┌────────

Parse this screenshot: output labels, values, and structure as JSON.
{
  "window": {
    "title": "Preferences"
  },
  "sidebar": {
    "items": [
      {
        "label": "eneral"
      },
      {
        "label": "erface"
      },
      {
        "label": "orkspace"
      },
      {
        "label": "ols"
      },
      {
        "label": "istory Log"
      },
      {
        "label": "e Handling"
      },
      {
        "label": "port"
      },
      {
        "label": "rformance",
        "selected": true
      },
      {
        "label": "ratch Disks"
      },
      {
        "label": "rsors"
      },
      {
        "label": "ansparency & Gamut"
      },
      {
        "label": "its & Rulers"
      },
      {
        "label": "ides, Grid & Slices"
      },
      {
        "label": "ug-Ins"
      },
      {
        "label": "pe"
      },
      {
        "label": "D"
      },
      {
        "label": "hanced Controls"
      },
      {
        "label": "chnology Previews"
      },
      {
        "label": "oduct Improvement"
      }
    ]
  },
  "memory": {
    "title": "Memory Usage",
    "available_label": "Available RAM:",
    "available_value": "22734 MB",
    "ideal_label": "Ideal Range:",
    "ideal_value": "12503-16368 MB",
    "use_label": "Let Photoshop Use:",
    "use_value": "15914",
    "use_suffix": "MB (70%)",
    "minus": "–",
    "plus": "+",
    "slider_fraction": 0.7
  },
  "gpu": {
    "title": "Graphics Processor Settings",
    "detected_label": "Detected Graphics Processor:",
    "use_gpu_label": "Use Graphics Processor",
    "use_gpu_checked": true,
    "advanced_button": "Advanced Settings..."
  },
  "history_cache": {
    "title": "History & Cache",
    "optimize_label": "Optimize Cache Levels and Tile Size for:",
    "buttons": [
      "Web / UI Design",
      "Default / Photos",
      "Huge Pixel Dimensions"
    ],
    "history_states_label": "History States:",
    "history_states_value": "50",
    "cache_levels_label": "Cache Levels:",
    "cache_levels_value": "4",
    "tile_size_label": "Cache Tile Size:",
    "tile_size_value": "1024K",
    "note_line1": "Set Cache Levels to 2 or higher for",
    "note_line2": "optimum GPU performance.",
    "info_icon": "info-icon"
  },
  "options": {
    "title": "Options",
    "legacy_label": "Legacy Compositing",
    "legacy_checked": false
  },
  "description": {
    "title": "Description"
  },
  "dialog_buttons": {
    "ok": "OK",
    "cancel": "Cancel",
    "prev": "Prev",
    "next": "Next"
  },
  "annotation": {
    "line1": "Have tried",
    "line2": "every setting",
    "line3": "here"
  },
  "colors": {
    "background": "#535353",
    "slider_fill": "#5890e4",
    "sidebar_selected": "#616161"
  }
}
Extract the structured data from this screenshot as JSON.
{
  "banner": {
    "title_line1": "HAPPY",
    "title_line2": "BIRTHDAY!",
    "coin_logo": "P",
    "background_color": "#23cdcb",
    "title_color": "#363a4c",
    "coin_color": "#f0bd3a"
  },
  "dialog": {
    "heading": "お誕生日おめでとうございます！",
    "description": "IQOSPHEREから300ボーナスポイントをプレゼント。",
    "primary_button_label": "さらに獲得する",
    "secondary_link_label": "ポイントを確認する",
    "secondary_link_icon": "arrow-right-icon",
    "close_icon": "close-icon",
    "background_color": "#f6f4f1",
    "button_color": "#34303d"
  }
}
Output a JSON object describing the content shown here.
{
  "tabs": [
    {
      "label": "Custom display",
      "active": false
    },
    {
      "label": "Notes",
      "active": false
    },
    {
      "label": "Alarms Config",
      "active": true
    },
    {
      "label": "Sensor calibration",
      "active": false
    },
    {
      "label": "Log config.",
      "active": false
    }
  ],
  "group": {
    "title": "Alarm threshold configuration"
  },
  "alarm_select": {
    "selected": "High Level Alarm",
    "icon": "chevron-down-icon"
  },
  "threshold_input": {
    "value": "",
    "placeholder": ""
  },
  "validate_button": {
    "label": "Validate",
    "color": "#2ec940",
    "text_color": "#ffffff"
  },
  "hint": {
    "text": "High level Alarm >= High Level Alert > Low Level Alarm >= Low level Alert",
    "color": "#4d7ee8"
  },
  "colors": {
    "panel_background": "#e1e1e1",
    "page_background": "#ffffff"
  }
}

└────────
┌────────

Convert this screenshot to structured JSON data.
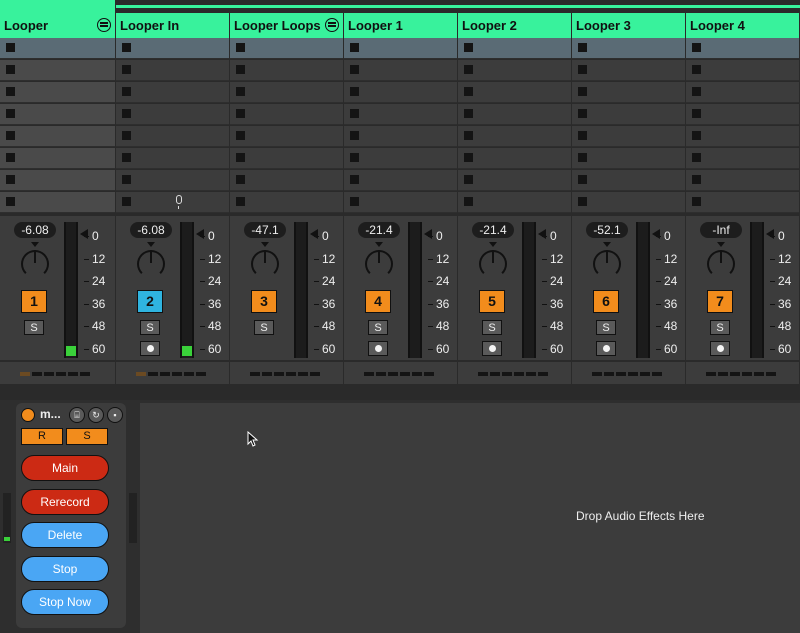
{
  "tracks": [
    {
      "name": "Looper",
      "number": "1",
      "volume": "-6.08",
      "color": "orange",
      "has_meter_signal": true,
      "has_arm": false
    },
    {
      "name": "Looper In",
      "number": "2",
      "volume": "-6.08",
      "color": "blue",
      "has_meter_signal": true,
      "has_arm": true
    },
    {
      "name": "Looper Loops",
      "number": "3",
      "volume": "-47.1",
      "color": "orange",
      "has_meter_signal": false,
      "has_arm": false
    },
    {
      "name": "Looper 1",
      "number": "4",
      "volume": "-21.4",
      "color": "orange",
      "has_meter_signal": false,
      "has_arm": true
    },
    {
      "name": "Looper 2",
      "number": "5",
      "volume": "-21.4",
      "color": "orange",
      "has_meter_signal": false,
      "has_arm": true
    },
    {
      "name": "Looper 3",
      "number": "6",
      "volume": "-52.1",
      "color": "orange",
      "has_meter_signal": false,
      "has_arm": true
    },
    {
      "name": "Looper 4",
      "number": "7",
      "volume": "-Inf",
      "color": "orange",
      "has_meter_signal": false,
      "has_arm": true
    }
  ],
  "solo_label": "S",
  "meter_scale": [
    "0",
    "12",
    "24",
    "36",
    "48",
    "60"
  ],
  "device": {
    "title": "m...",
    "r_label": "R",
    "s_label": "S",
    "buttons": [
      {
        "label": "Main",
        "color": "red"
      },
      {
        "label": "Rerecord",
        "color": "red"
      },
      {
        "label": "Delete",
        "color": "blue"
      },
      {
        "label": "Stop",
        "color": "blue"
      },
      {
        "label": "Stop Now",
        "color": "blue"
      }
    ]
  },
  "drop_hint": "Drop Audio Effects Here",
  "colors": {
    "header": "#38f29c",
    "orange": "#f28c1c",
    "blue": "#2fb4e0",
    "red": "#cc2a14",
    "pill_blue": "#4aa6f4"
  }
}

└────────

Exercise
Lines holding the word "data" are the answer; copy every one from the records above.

Written solution
Extract the structured data from this screenshot as JSON.
Convert this screenshot to structured JSON data.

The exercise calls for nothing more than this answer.